# [EXERCISE]
Would you write out the records below exactly as given?

---- MATERIAL FOR THIS TASK

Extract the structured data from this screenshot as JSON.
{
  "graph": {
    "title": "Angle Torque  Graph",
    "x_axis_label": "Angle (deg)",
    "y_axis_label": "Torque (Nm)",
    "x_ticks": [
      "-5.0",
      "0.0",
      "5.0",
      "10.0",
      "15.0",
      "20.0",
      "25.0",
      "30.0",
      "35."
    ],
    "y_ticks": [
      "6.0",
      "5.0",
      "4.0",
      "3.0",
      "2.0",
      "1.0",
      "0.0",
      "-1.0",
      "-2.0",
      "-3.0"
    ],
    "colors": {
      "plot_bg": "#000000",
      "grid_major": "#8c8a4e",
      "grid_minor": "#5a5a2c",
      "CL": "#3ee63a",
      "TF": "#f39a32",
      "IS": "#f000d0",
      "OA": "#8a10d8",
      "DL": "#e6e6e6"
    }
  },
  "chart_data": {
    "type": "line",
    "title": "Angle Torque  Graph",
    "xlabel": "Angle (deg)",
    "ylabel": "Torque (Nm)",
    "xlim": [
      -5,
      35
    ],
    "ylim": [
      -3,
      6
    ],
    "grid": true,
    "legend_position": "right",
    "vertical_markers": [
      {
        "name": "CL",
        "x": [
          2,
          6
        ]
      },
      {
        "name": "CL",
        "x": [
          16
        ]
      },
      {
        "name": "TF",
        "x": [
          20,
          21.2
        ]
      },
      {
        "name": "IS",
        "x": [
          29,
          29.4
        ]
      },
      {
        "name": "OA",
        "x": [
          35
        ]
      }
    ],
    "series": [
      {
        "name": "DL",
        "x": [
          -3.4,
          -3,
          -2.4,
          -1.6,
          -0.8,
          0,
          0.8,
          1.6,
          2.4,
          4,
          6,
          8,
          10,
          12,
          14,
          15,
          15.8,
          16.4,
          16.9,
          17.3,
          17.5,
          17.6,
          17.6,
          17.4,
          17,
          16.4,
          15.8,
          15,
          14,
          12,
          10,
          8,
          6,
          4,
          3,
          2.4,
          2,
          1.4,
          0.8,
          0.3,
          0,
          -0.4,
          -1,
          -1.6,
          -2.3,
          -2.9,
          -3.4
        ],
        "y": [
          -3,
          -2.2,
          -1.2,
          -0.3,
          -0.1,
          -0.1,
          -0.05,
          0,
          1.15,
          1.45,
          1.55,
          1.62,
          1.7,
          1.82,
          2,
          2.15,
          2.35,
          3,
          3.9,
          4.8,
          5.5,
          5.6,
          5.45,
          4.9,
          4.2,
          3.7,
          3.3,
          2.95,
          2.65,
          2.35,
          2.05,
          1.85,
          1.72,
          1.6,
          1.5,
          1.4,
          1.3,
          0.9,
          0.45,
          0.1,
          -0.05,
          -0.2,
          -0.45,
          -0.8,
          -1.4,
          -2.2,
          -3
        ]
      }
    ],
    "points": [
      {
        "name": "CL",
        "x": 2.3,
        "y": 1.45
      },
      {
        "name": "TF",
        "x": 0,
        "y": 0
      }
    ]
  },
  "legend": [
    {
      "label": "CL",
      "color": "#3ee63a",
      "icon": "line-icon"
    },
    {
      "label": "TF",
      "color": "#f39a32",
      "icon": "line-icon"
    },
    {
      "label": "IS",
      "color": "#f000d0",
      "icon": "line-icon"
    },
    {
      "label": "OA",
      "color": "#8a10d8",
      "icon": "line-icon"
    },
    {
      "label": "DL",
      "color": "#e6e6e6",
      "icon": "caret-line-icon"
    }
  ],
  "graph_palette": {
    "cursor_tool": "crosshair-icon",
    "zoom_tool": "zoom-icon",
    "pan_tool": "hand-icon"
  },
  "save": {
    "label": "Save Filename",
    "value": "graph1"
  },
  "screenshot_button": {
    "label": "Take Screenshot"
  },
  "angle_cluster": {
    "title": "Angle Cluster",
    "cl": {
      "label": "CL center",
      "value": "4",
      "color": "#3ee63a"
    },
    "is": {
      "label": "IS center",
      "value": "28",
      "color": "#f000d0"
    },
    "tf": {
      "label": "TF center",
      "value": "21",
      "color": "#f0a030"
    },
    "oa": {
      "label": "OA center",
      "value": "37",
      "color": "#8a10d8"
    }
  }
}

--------

# [RESULT BELOW]
Extract the structured data from this screenshot as JSON.
{
  "graph": {
    "title": "Angle Torque  Graph",
    "x_axis_label": "Angle (deg)",
    "y_axis_label": "Torque (Nm)",
    "x_ticks": [
      "-5.0",
      "0.0",
      "5.0",
      "10.0",
      "15.0",
      "20.0",
      "25.0",
      "30.0",
      "35."
    ],
    "y_ticks": [
      "6.0",
      "5.0",
      "4.0",
      "3.0",
      "2.0",
      "1.0",
      "0.0",
      "-1.0",
      "-2.0",
      "-3.0"
    ],
    "colors": {
      "plot_bg": "#000000",
      "grid_major": "#8c8a4e",
      "grid_minor": "#5a5a2c",
      "CL": "#3ee63a",
      "TF": "#f39a32",
      "IS": "#f000d0",
      "OA": "#8a10d8",
      "DL": "#e6e6e6"
    }
  },
  "chart_data": {
    "type": "line",
    "title": "Angle Torque  Graph",
    "xlabel": "Angle (deg)",
    "ylabel": "Torque (Nm)",
    "xlim": [
      -5,
      35
    ],
    "ylim": [
      -3,
      6
    ],
    "grid": true,
    "legend_position": "right",
    "vertical_markers": [
      {
        "name": "CL",
        "x": [
          2,
          6
        ]
      },
      {
        "name": "CL",
        "x": [
          16
        ]
      },
      {
        "name": "TF",
        "x": [
          20,
          21.2
        ]
      },
      {
        "name": "IS",
        "x": [
          29,
          29.4
        ]
      },
      {
        "name": "OA",
        "x": [
          35
        ]
      }
    ],
    "series": [
      {
        "name": "DL",
        "x": [
          -3.4,
          -3,
          -2.4,
          -1.6,
          -0.8,
          0,
          0.8,
          1.6,
          2.4,
          4,
          6,
          8,
          10,
          12,
          14,
          15,
          15.8,
          16.4,
          16.9,
          17.3,
          17.5,
          17.6,
          17.6,
          17.4,
          17,
          16.4,
          15.8,
          15,
          14,
          12,
          10,
          8,
          6,
          4,
          3,
          2.4,
          2,
          1.4,
          0.8,
          0.3,
          0,
          -0.4,
          -1,
          -1.6,
          -2.3,
          -2.9,
          -3.4
        ],
        "y": [
          -3,
          -2.2,
          -1.2,
          -0.3,
          -0.1,
          -0.1,
          -0.05,
          0,
          1.15,
          1.45,
          1.55,
          1.62,
          1.7,
          1.82,
          2,
          2.15,
          2.35,
          3,
          3.9,
          4.8,
          5.5,
          5.6,
          5.45,
          4.9,
          4.2,
          3.7,
          3.3,
          2.95,
          2.65,
          2.35,
          2.05,
          1.85,
          1.72,
          1.6,
          1.5,
          1.4,
          1.3,
          0.9,
          0.45,
          0.1,
          -0.05,
          -0.2,
          -0.45,
          -0.8,
          -1.4,
          -2.2,
          -3
        ]
      }
    ],
    "points": [
      {
        "name": "CL",
        "x": 2.3,
        "y": 1.45
      },
      {
        "name": "TF",
        "x": 0,
        "y": 0
      }
    ]
  },
  "legend": [
    {
      "label": "CL",
      "color": "#3ee63a",
      "icon": "line-icon"
    },
    {
      "label": "TF",
      "color": "#f39a32",
      "icon": "line-icon"
    },
    {
      "label": "IS",
      "color": "#f000d0",
      "icon": "line-icon"
    },
    {
      "label": "OA",
      "color": "#8a10d8",
      "icon": "line-icon"
    },
    {
      "label": "DL",
      "color": "#e6e6e6",
      "icon": "caret-line-icon"
    }
  ],
  "graph_palette": {
    "cursor_tool": "crosshair-icon",
    "zoom_tool": "zoom-icon",
    "pan_tool": "hand-icon"
  },
  "save": {
    "label": "Save Filename",
    "value": "graph1"
  },
  "screenshot_button": {
    "label": "Take Screenshot"
  },
  "angle_cluster": {
    "title": "Angle Cluster",
    "cl": {
      "label": "CL center",
      "value": "4",
      "color": "#3ee63a"
    },
    "is": {
      "label": "IS center",
      "value": "28",
      "color": "#f000d0"
    },
    "tf": {
      "label": "TF center",
      "value": "21",
      "color": "#f0a030"
    },
    "oa": {
      "label": "OA center",
      "value": "37",
      "color": "#8a10d8"
    }
  }
}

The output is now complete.